■ Exercise brief:
Retype every record that appears below, unchanged.

=== Begin Enclosure ===

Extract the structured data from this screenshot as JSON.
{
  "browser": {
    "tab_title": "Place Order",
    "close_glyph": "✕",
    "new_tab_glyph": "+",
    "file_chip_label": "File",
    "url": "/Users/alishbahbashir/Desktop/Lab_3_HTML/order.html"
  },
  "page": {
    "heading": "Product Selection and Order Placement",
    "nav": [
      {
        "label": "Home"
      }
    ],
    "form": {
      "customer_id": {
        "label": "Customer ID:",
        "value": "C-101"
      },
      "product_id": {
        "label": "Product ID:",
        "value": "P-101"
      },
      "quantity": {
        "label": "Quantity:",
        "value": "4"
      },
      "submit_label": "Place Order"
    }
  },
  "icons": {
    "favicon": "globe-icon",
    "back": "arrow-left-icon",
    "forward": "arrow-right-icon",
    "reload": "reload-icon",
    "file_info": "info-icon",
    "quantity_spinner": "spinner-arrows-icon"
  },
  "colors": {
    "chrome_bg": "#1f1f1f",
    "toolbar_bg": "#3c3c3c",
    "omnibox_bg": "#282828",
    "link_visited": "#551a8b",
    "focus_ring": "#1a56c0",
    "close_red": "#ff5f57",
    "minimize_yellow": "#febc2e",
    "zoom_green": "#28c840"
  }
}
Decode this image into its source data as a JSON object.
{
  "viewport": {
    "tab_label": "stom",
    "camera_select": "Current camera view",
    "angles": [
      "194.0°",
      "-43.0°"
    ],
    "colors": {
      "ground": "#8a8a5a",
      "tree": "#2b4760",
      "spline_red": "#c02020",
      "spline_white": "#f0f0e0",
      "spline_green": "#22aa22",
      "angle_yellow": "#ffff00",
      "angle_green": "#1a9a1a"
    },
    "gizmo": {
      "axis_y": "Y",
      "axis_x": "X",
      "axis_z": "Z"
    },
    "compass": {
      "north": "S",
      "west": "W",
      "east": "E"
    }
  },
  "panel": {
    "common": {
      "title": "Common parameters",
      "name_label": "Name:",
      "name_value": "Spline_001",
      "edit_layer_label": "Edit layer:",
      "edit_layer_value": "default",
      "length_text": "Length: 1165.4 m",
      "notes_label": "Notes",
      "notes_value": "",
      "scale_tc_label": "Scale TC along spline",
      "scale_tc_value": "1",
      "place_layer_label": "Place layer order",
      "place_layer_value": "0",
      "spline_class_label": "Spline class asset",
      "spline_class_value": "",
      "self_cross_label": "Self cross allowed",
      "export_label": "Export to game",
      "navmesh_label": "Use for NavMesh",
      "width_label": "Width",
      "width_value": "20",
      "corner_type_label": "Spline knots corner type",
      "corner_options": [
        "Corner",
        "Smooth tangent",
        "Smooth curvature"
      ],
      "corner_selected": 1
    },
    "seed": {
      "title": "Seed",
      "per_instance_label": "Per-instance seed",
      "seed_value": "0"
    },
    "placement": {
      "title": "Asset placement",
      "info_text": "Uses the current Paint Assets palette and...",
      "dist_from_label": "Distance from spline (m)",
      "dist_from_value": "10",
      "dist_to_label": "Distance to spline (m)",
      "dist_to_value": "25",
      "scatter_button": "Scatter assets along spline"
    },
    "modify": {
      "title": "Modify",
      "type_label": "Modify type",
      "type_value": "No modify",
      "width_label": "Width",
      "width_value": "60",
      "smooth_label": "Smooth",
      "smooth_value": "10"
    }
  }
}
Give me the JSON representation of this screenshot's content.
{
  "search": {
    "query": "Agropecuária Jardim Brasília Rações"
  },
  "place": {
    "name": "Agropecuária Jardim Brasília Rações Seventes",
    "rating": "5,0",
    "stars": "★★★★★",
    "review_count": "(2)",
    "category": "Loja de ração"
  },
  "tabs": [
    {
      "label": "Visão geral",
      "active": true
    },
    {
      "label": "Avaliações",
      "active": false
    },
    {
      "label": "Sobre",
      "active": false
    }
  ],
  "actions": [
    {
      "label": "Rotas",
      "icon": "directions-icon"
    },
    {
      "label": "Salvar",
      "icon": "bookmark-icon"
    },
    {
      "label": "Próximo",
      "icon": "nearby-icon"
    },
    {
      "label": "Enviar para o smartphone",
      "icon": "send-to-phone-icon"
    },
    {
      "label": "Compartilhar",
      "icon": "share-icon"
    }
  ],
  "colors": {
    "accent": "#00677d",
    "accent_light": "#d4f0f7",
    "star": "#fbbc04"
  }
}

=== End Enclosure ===

■ Solution for this task:
Extract the structured data from this screenshot as JSON.
{
  "browser": {
    "tab_title": "Place Order",
    "close_glyph": "✕",
    "new_tab_glyph": "+",
    "file_chip_label": "File",
    "url": "/Users/alishbahbashir/Desktop/Lab_3_HTML/order.html"
  },
  "page": {
    "heading": "Product Selection and Order Placement",
    "nav": [
      {
        "label": "Home"
      }
    ],
    "form": {
      "customer_id": {
        "label": "Customer ID:",
        "value": "C-101"
      },
      "product_id": {
        "label": "Product ID:",
        "value": "P-101"
      },
      "quantity": {
        "label": "Quantity:",
        "value": "4"
      },
      "submit_label": "Place Order"
    }
  },
  "icons": {
    "favicon": "globe-icon",
    "back": "arrow-left-icon",
    "forward": "arrow-right-icon",
    "reload": "reload-icon",
    "file_info": "info-icon",
    "quantity_spinner": "spinner-arrows-icon"
  },
  "colors": {
    "chrome_bg": "#1f1f1f",
    "toolbar_bg": "#3c3c3c",
    "omnibox_bg": "#282828",
    "link_visited": "#551a8b",
    "focus_ring": "#1a56c0",
    "close_red": "#ff5f57",
    "minimize_yellow": "#febc2e",
    "zoom_green": "#28c840"
  }
}
Decode this image into its source data as a JSON object.
{
  "viewport": {
    "tab_label": "stom",
    "camera_select": "Current camera view",
    "angles": [
      "194.0°",
      "-43.0°"
    ],
    "colors": {
      "ground": "#8a8a5a",
      "tree": "#2b4760",
      "spline_red": "#c02020",
      "spline_white": "#f0f0e0",
      "spline_green": "#22aa22",
      "angle_yellow": "#ffff00",
      "angle_green": "#1a9a1a"
    },
    "gizmo": {
      "axis_y": "Y",
      "axis_x": "X",
      "axis_z": "Z"
    },
    "compass": {
      "north": "S",
      "west": "W",
      "east": "E"
    }
  },
  "panel": {
    "common": {
      "title": "Common parameters",
      "name_label": "Name:",
      "name_value": "Spline_001",
      "edit_layer_label": "Edit layer:",
      "edit_layer_value": "default",
      "length_text": "Length: 1165.4 m",
      "notes_label": "Notes",
      "notes_value": "",
      "scale_tc_label": "Scale TC along spline",
      "scale_tc_value": "1",
      "place_layer_label": "Place layer order",
      "place_layer_value": "0",
      "spline_class_label": "Spline class asset",
      "spline_class_value": "",
      "self_cross_label": "Self cross allowed",
      "export_label": "Export to game",
      "navmesh_label": "Use for NavMesh",
      "width_label": "Width",
      "width_value": "20",
      "corner_type_label": "Spline knots corner type",
      "corner_options": [
        "Corner",
        "Smooth tangent",
        "Smooth curvature"
      ],
      "corner_selected": 1
    },
    "seed": {
      "title": "Seed",
      "per_instance_label": "Per-instance seed",
      "seed_value": "0"
    },
    "placement": {
      "title": "Asset placement",
      "info_text": "Uses the current Paint Assets palette and...",
      "dist_from_label": "Distance from spline (m)",
      "dist_from_value": "10",
      "dist_to_label": "Distance to spline (m)",
      "dist_to_value": "25",
      "scatter_button": "Scatter assets along spline"
    },
    "modify": {
      "title": "Modify",
      "type_label": "Modify type",
      "type_value": "No modify",
      "width_label": "Width",
      "width_value": "60",
      "smooth_label": "Smooth",
      "smooth_value": "10"
    }
  }
}
Give me the JSON representation of this screenshot's content.
{
  "search": {
    "query": "Agropecuária Jardim Brasília Rações"
  },
  "place": {
    "name": "Agropecuária Jardim Brasília Rações Seventes",
    "rating": "5,0",
    "stars": "★★★★★",
    "review_count": "(2)",
    "category": "Loja de ração"
  },
  "tabs": [
    {
      "label": "Visão geral",
      "active": true
    },
    {
      "label": "Avaliações",
      "active": false
    },
    {
      "label": "Sobre",
      "active": false
    }
  ],
  "actions": [
    {
      "label": "Rotas",
      "icon": "directions-icon"
    },
    {
      "label": "Salvar",
      "icon": "bookmark-icon"
    },
    {
      "label": "Próximo",
      "icon": "nearby-icon"
    },
    {
      "label": "Enviar para o smartphone",
      "icon": "send-to-phone-icon"
    },
    {
      "label": "Compartilhar",
      "icon": "share-icon"
    }
  ],
  "colors": {
    "accent": "#00677d",
    "accent_light": "#d4f0f7",
    "star": "#fbbc04"
  }
}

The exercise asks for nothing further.